* [Required action] Where an entry below contains an image, skip the image and copy the rest exactly.
### Data to use
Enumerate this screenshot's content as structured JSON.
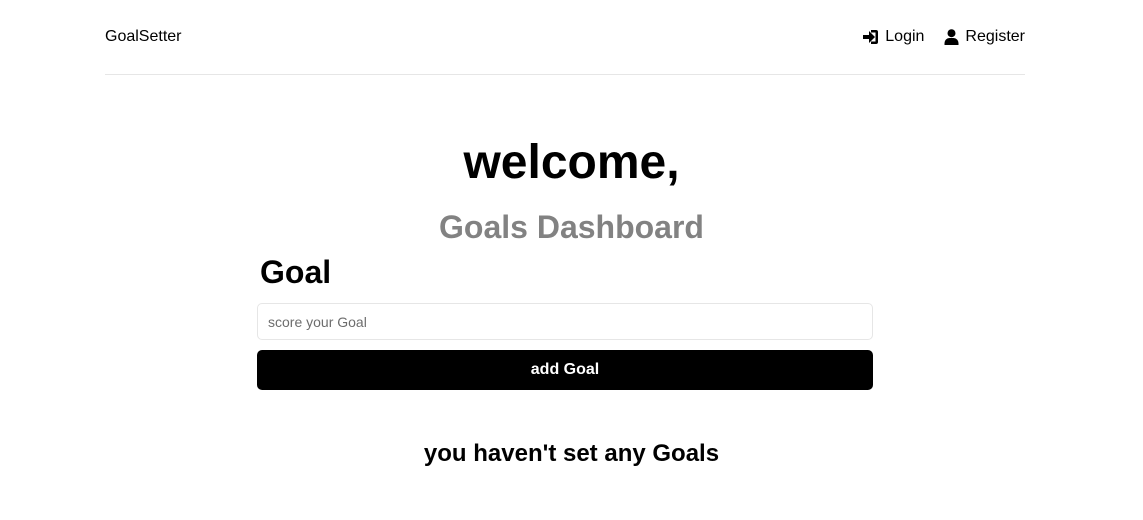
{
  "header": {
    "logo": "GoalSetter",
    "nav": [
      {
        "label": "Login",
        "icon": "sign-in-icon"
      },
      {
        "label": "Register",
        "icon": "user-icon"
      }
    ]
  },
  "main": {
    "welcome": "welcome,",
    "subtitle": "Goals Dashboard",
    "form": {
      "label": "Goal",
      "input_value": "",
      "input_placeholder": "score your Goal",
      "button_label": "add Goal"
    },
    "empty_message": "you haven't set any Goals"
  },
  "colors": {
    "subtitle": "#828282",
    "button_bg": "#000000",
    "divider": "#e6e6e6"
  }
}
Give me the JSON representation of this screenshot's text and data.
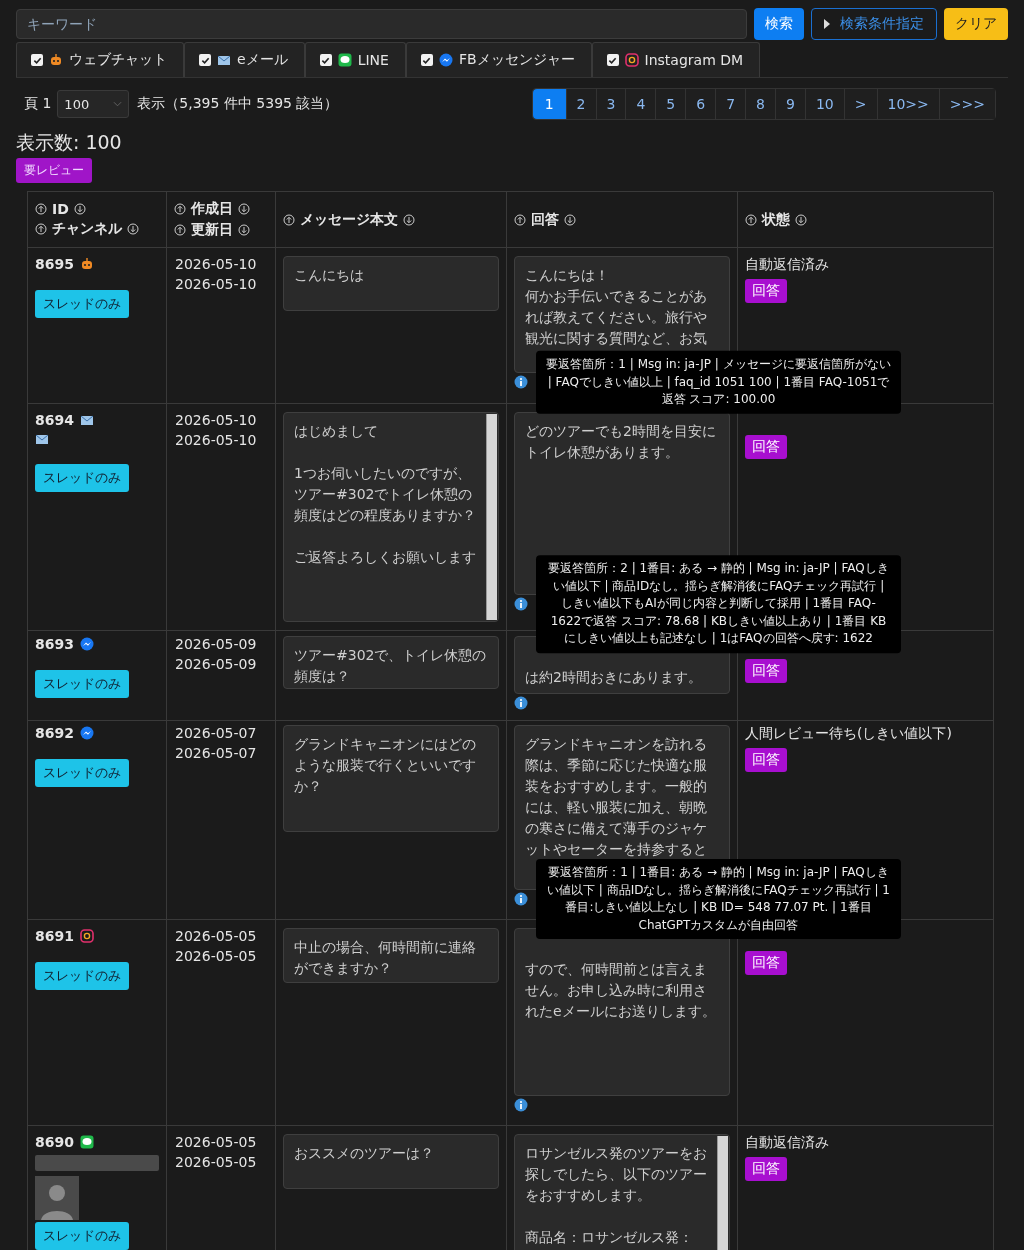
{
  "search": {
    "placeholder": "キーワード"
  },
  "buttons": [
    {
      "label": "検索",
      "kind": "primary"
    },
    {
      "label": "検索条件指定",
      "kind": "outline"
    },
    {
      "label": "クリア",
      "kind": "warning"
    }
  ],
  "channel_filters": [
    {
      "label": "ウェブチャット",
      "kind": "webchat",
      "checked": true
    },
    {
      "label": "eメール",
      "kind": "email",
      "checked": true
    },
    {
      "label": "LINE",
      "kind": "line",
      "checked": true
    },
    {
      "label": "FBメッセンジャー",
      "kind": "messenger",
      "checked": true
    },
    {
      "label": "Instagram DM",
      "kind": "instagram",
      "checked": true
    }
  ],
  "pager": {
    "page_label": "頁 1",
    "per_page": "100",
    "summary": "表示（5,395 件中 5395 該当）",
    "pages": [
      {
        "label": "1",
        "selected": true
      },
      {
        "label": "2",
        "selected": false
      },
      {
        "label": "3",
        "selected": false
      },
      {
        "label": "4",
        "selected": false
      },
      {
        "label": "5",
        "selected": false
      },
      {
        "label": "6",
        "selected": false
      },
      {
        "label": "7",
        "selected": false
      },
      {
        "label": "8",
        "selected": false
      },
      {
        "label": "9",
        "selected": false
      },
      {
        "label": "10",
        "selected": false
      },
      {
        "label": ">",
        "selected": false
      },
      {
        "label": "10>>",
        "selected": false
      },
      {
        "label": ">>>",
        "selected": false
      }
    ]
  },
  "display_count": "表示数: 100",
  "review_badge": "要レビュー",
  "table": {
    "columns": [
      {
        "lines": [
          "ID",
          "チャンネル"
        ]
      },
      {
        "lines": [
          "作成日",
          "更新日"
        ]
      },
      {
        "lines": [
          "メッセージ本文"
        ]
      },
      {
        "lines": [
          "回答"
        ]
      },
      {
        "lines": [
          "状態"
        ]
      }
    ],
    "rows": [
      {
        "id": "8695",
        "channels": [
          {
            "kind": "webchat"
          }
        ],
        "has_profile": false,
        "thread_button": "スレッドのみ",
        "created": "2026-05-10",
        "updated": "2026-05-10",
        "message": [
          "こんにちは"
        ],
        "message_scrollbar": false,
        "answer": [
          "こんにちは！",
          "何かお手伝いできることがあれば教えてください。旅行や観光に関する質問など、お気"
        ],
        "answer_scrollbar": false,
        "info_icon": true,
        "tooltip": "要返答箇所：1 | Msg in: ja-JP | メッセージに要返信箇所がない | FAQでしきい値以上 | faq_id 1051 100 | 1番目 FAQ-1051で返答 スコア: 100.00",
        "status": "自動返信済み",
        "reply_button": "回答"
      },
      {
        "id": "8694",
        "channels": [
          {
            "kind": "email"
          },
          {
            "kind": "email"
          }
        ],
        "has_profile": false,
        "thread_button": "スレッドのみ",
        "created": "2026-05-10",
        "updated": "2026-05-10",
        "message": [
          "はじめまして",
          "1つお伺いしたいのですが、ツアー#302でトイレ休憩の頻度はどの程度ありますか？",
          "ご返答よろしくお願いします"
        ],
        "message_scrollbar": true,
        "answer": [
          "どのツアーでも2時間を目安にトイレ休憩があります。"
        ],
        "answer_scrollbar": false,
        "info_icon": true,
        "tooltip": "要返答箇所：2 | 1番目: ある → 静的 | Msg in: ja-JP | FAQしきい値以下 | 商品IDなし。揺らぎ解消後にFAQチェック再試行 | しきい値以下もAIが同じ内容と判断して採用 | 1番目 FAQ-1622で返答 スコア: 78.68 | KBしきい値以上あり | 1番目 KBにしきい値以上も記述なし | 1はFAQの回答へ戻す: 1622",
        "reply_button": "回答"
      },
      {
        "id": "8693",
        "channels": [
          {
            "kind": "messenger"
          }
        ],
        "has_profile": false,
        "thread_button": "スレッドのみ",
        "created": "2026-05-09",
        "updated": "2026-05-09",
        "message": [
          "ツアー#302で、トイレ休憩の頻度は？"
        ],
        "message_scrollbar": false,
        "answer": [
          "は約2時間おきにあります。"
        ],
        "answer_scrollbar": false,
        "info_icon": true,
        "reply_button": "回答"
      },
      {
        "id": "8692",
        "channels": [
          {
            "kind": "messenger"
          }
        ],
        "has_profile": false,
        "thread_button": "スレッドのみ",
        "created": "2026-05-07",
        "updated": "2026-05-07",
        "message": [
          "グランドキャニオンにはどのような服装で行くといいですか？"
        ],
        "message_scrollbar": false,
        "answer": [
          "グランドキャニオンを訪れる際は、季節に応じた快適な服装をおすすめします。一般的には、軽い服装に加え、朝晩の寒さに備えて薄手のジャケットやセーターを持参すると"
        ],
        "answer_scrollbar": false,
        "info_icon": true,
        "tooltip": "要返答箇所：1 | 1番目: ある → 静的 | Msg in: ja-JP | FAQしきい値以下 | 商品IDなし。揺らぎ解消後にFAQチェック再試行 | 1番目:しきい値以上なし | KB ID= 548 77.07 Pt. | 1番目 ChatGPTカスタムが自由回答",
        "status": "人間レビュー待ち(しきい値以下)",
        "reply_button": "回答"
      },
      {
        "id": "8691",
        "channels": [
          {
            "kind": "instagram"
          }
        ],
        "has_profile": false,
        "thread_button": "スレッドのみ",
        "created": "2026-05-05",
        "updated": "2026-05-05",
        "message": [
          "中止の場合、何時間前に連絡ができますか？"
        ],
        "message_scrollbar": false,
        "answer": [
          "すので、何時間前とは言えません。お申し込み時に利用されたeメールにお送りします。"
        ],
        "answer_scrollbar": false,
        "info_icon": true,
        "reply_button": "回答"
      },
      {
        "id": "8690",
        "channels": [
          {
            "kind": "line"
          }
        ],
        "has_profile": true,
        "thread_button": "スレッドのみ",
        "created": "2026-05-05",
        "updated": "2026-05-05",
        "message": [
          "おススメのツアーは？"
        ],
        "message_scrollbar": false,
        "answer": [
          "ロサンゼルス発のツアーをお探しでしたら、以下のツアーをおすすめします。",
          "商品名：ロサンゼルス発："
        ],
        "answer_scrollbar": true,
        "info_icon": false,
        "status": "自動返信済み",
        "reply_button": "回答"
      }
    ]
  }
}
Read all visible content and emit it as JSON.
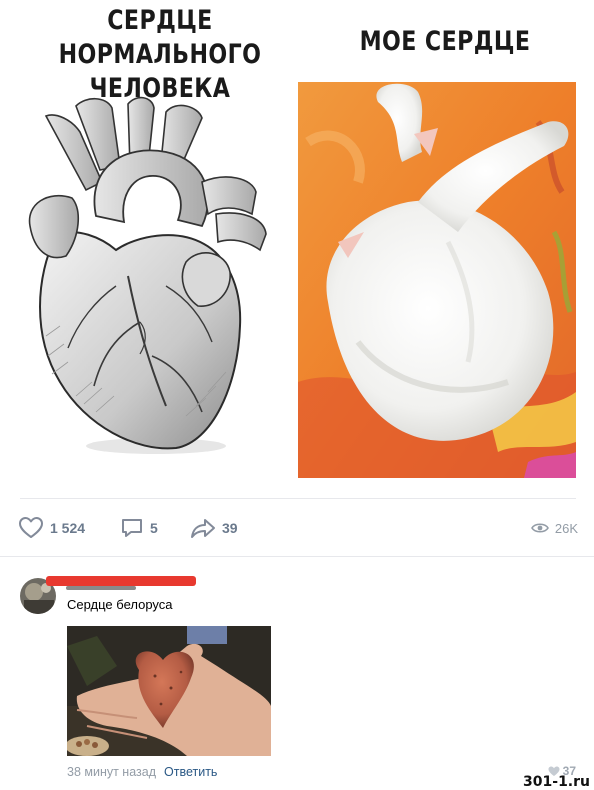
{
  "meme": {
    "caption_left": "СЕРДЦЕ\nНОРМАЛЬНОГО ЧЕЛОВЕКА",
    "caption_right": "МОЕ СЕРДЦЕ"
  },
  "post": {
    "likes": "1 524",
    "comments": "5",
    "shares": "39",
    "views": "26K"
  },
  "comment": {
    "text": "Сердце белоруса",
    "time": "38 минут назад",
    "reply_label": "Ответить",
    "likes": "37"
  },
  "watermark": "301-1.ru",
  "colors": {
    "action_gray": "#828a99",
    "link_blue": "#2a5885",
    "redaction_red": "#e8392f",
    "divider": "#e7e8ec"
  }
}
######
* [Finished exercise]
Enumerate this screenshot's content as structured JSON.
{
  "header": {
    "logo": "GoalSetter",
    "nav": [
      {
        "label": "Login",
        "icon": "sign-in-icon"
      },
      {
        "label": "Register",
        "icon": "user-icon"
      }
    ]
  },
  "main": {
    "welcome": "welcome,",
    "subtitle": "Goals Dashboard",
    "form": {
      "label": "Goal",
      "input_value": "",
      "input_placeholder": "score your Goal",
      "button_label": "add Goal"
    },
    "empty_message": "you haven't set any Goals"
  },
  "colors": {
    "subtitle": "#828282",
    "button_bg": "#000000",
    "divider": "#e6e6e6"
  }
}
Give me the JSON representation of this screenshot's text and data.
{
  "search": {
    "placeholder": "キーワード"
  },
  "buttons": [
    {
      "label": "検索",
      "kind": "primary"
    },
    {
      "label": "検索条件指定",
      "kind": "outline"
    },
    {
      "label": "クリア",
      "kind": "warning"
    }
  ],
  "channel_filters": [
    {
      "label": "ウェブチャット",
      "kind": "webchat",
      "checked": true
    },
    {
      "label": "eメール",
      "kind": "email",
      "checked": true
    },
    {
      "label": "LINE",
      "kind": "line",
      "checked": true
    },
    {
      "label": "FBメッセンジャー",
      "kind": "messenger",
      "checked": true
    },
    {
      "label": "Instagram DM",
      "kind": "instagram",
      "checked": true
    }
  ],
  "pager": {
    "page_label": "頁 1",
    "per_page": "100",
    "summary": "表示（5,395 件中 5395 該当）",
    "pages": [
      {
        "label": "1",
        "selected": true
      },
      {
        "label": "2",
        "selected": false
      },
      {
        "label": "3",
        "selected": false
      },
      {
        "label": "4",
        "selected": false
      },
      {
        "label": "5",
        "selected": false
      },
      {
        "label": "6",
        "selected": false
      },
      {
        "label": "7",
        "selected": false
      },
      {
        "label": "8",
        "selected": false
      },
      {
        "label": "9",
        "selected": false
      },
      {
        "label": "10",
        "selected": false
      },
      {
        "label": ">",
        "selected": false
      },
      {
        "label": "10>>",
        "selected": false
      },
      {
        "label": ">>>",
        "selected": false
      }
    ]
  },
  "display_count": "表示数: 100",
  "review_badge": "要レビュー",
  "table": {
    "columns": [
      {
        "lines": [
          "ID",
          "チャンネル"
        ]
      },
      {
        "lines": [
          "作成日",
          "更新日"
        ]
      },
      {
        "lines": [
          "メッセージ本文"
        ]
      },
      {
        "lines": [
          "回答"
        ]
      },
      {
        "lines": [
          "状態"
        ]
      }
    ],
    "rows": [
      {
        "id": "8695",
        "channels": [
          {
            "kind": "webchat"
          }
        ],
        "has_profile": false,
        "thread_button": "スレッドのみ",
        "created": "2026-05-10",
        "updated": "2026-05-10",
        "message": [
          "こんにちは"
        ],
        "message_scrollbar": false,
        "answer": [
          "こんにちは！",
          "何かお手伝いできることがあれば教えてください。旅行や観光に関する質問など、お気"
        ],
        "answer_scrollbar": false,
        "info_icon": true,
        "tooltip": "要返答箇所：1 | Msg in: ja-JP | メッセージに要返信箇所がない | FAQでしきい値以上 | faq_id 1051 100 | 1番目 FAQ-1051で返答 スコア: 100.00",
        "status": "自動返信済み",
        "reply_button": "回答"
      },
      {
        "id": "8694",
        "channels": [
          {
            "kind": "email"
          },
          {
            "kind": "email"
          }
        ],
        "has_profile": false,
        "thread_button": "スレッドのみ",
        "created": "2026-05-10",
        "updated": "2026-05-10",
        "message": [
          "はじめまして",
          "1つお伺いしたいのですが、ツアー#302でトイレ休憩の頻度はどの程度ありますか？",
          "ご返答よろしくお願いします"
        ],
        "message_scrollbar": true,
        "answer": [
          "どのツアーでも2時間を目安にトイレ休憩があります。"
        ],
        "answer_scrollbar": false,
        "info_icon": true,
        "tooltip": "要返答箇所：2 | 1番目: ある → 静的 | Msg in: ja-JP | FAQしきい値以下 | 商品IDなし。揺らぎ解消後にFAQチェック再試行 | しきい値以下もAIが同じ内容と判断して採用 | 1番目 FAQ-1622で返答 スコア: 78.68 | KBしきい値以上あり | 1番目 KBにしきい値以上も記述なし | 1はFAQの回答へ戻す: 1622",
        "reply_button": "回答"
      },
      {
        "id": "8693",
        "channels": [
          {
            "kind": "messenger"
          }
        ],
        "has_profile": false,
        "thread_button": "スレッドのみ",
        "created": "2026-05-09",
        "updated": "2026-05-09",
        "message": [
          "ツアー#302で、トイレ休憩の頻度は？"
        ],
        "message_scrollbar": false,
        "answer": [
          "は約2時間おきにあります。"
        ],
        "answer_scrollbar": false,
        "info_icon": true,
        "reply_button": "回答"
      },
      {
        "id": "8692",
        "channels": [
          {
            "kind": "messenger"
          }
        ],
        "has_profile": false,
        "thread_button": "スレッドのみ",
        "created": "2026-05-07",
        "updated": "2026-05-07",
        "message": [
          "グランドキャニオンにはどのような服装で行くといいですか？"
        ],
        "message_scrollbar": false,
        "answer": [
          "グランドキャニオンを訪れる際は、季節に応じた快適な服装をおすすめします。一般的には、軽い服装に加え、朝晩の寒さに備えて薄手のジャケットやセーターを持参すると"
        ],
        "answer_scrollbar": false,
        "info_icon": true,
        "tooltip": "要返答箇所：1 | 1番目: ある → 静的 | Msg in: ja-JP | FAQしきい値以下 | 商品IDなし。揺らぎ解消後にFAQチェック再試行 | 1番目:しきい値以上なし | KB ID= 548 77.07 Pt. | 1番目 ChatGPTカスタムが自由回答",
        "status": "人間レビュー待ち(しきい値以下)",
        "reply_button": "回答"
      },
      {
        "id": "8691",
        "channels": [
          {
            "kind": "instagram"
          }
        ],
        "has_profile": false,
        "thread_button": "スレッドのみ",
        "created": "2026-05-05",
        "updated": "2026-05-05",
        "message": [
          "中止の場合、何時間前に連絡ができますか？"
        ],
        "message_scrollbar": false,
        "answer": [
          "すので、何時間前とは言えません。お申し込み時に利用されたeメールにお送りします。"
        ],
        "answer_scrollbar": false,
        "info_icon": true,
        "reply_button": "回答"
      },
      {
        "id": "8690",
        "channels": [
          {
            "kind": "line"
          }
        ],
        "has_profile": true,
        "thread_button": "スレッドのみ",
        "created": "2026-05-05",
        "updated": "2026-05-05",
        "message": [
          "おススメのツアーは？"
        ],
        "message_scrollbar": false,
        "answer": [
          "ロサンゼルス発のツアーをお探しでしたら、以下のツアーをおすすめします。",
          "商品名：ロサンゼルス発："
        ],
        "answer_scrollbar": true,
        "info_icon": false,
        "status": "自動返信済み",
        "reply_button": "回答"
      }
    ]
  }
}
Read all visible content and emit it as JSON.
{
  "meme": {
    "caption_left": "СЕРДЦЕ\nНОРМАЛЬНОГО ЧЕЛОВЕКА",
    "caption_right": "МОЕ СЕРДЦЕ"
  },
  "post": {
    "likes": "1 524",
    "comments": "5",
    "shares": "39",
    "views": "26K"
  },
  "comment": {
    "text": "Сердце белоруса",
    "time": "38 минут назад",
    "reply_label": "Ответить",
    "likes": "37"
  },
  "watermark": "301-1.ru",
  "colors": {
    "action_gray": "#828a99",
    "link_blue": "#2a5885",
    "redaction_red": "#e8392f",
    "divider": "#e7e8ec"
  }
}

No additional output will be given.